For the critiques that follow the speaker, someone other than the author of respective works will read aloud the submissions (up to 10 double-spaced TYPED pages of prose, and reasonable amounts of poetry or lyrics). Authors may not defend their work, but they may attach questions they would like answered (e.g., “Is the scene on the beach convincing?”). Authors should listen to the words and rhythms of their creations.
Meet Davidson, Brown, Orth, and Whittington
Apr. 25 at OP’s Black Horse Winery
A “Meet the Authors” session will be held Wednesday, Apr. 25, from 6:30 to 8:30 p.m. at Black Horse Winery, 420 Kingsley Avenue, a block west of Park Ave. (Hwy. 17) on the south side of the street. Owner and winemaker Kiyoko Fiedler sponsors this and other cultural events featuring local artists and writers. Guests are welcome at the sessions. It will feature novelists Joyce Davidson and Ron Whittington, along with memoirists Lillian Kiernan Brown and Jack Orth.
.In Davidson’s novel, “Olivia’s Favorites,” the 1898 graduates of Moss Grove, Penn., Olivia's favorites, make unexpected life-choices. Justin fights in the Spanish American War. Ardith, a sultry beauty, heads to bustling New York City. The rascal of the class, Beebee, goes gold mining in Alaska with Andy, and intelligent Elizabeth studies medicine. In her recently released sequel, “Moss Grove,” the group live through the Titanic disaster and World War I, and learn about heartbreak and love for home.
Lillian Kiernan Brown’s “Banned in Boston: Memoirs of a Stripper” tells how she, at age 14, followed her mother and aunts into the glittering and shady world of Burlesque. As Lily Ann Rose, she worked with some of the top talent of the time. She twirled tassels like Sally Keith, envied Sally Rand’s fabulous feathers, and emulated Ann Corio, Boston’s most beloved stripper. Totie Fields introduced Lily with body-beautiful jokes. She worked with the top baggy-pants comics of the day, enchanting audiences and parading to the songs of boy tenors, including Robert Goulet. She knew mob bosses, boxing champs, and prominent politicians, including Jack Kennedy. After being banned in Boston after a wardrobe malfunction, Lily completed her education and built a career as a journalist and radio personality. In 2009, Cambridge, Mass. named April 10 “Lily Ann Rose Day,” for her role in Burlesque history. www.bannedinboston.com
Jack Orth presents an interesting idea in “The Memory Bank.” Unlike familiar financial institutions, The Memory Bank is open 24/7. Even when you are sound asleep, you can make a withdrawal in the form of a dream. No minimum balances required. The interest rate never takes a hit. In fact, the older you get, the more valuable your deposits. One memory Jack will share is his recollection of skipping school to see Lily Ann Rose perform. Born in Boston in 1931, Jack served in the U.S. Marine Corps and is a decorated Marine from the Korean War. He attended Boston University and enjoyed a long career in business-to-business publishing in advertising sales. For years, he wrote a column for New England Advertising Week called "Unorthodox by Jack," and penned guest columns in Marine Corps publications. He also wrote “I Can’t Hear You: A Marine’s Journey through Parris Island and the Korean War” (published in 2004).

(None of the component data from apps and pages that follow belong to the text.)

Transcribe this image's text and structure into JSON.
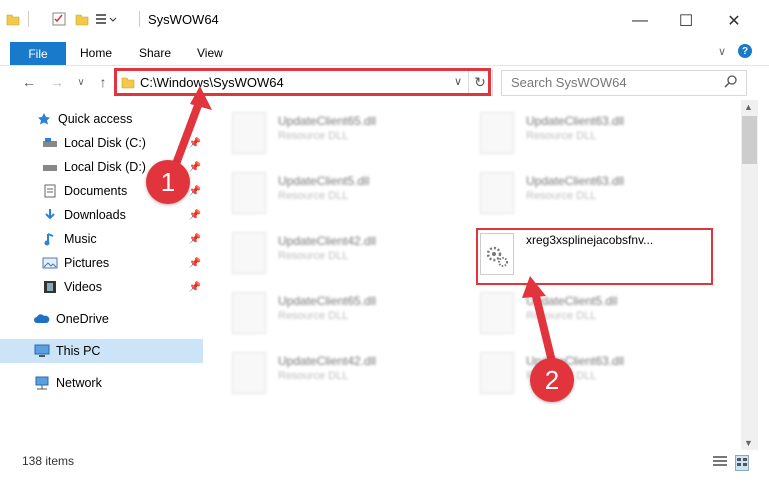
{
  "window": {
    "title": "SysWOW64",
    "minimize": "—",
    "maximize": "☐",
    "close": "✕"
  },
  "ribbon": {
    "tabs": [
      "File",
      "Home",
      "Share",
      "View"
    ],
    "collapse": "∨",
    "help": "?"
  },
  "nav": {
    "back": "←",
    "forward": "→",
    "recent": "∨",
    "up": "↑"
  },
  "address": {
    "path": "C:\\Windows\\SysWOW64",
    "dropdown": "∨",
    "refresh": "↻"
  },
  "search": {
    "placeholder": "Search SysWOW64"
  },
  "sidebar": {
    "items": [
      {
        "label": "Quick access",
        "icon": "star-icon",
        "pinned": false
      },
      {
        "label": "Local Disk (C:)",
        "icon": "drive-icon",
        "pinned": true
      },
      {
        "label": "Local Disk (D:)",
        "icon": "drive-icon",
        "pinned": true
      },
      {
        "label": "Documents",
        "icon": "documents-icon",
        "pinned": true
      },
      {
        "label": "Downloads",
        "icon": "downloads-icon",
        "pinned": true
      },
      {
        "label": "Music",
        "icon": "music-icon",
        "pinned": true
      },
      {
        "label": "Pictures",
        "icon": "pictures-icon",
        "pinned": true
      },
      {
        "label": "Videos",
        "icon": "videos-icon",
        "pinned": true
      },
      {
        "label": "OneDrive",
        "icon": "cloud-icon",
        "pinned": false
      },
      {
        "label": "This PC",
        "icon": "computer-icon",
        "pinned": false
      },
      {
        "label": "Network",
        "icon": "network-icon",
        "pinned": false
      }
    ]
  },
  "files": [
    {
      "name": "UpdateClient65.dll",
      "type": "Resource DLL"
    },
    {
      "name": "UpdateClient63.dll",
      "type": "Resource DLL"
    },
    {
      "name": "UpdateClient5.dll",
      "type": "Resource DLL"
    },
    {
      "name": "UpdateClient63.dll",
      "type": "Resource DLL"
    },
    {
      "name": "UpdateClient42.dll",
      "type": "Resource DLL"
    },
    {
      "name": "xreg3xsplinejacobsfnv...",
      "type": ""
    },
    {
      "name": "UpdateClient65.dll",
      "type": "Resource DLL"
    },
    {
      "name": "UpdateClient5.dll",
      "type": "Resource DLL"
    },
    {
      "name": "UpdateClient42.dll",
      "type": "Resource DLL"
    },
    {
      "name": "UpdateClient63.dll",
      "type": "Resource DLL"
    }
  ],
  "status": {
    "count": "138 items"
  },
  "callouts": [
    "1",
    "2"
  ],
  "colors": {
    "accent": "#1979ca",
    "highlight": "#e2343c"
  }
}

Ron P. Whittington, the author of “Second Strike,” is a native of Atlanta and a proud 10-year Texan, Whittington and his family reside in Jacksonville Beach. The writer has had a 30-year communications career ranging from radio and print reporting to freelance writing. He penned his first Parker Glynn thriller “Second Strike” in 2010, followed by a short story featuring Glynn, “The Devil You Don’t,” which was later released as an e-book. The sequel, “Doppelganged,” was published in 2012.
In “Second Strike,” corporate entrepreneur Parker Glynn loses his wife and daughter—and his will to live—when the Twin Towers fall on 9/11. Glynn leaves New York City to escape the memories of their deaths and his guilt over his own infidelity. But the sighting of a man coming ashore on a desolate Northeast Florida beach leads Glynn to discover a terror cell in Green Cove Springs. Fate affords him a final chance at revenge and redemption. www.rpwhittington.com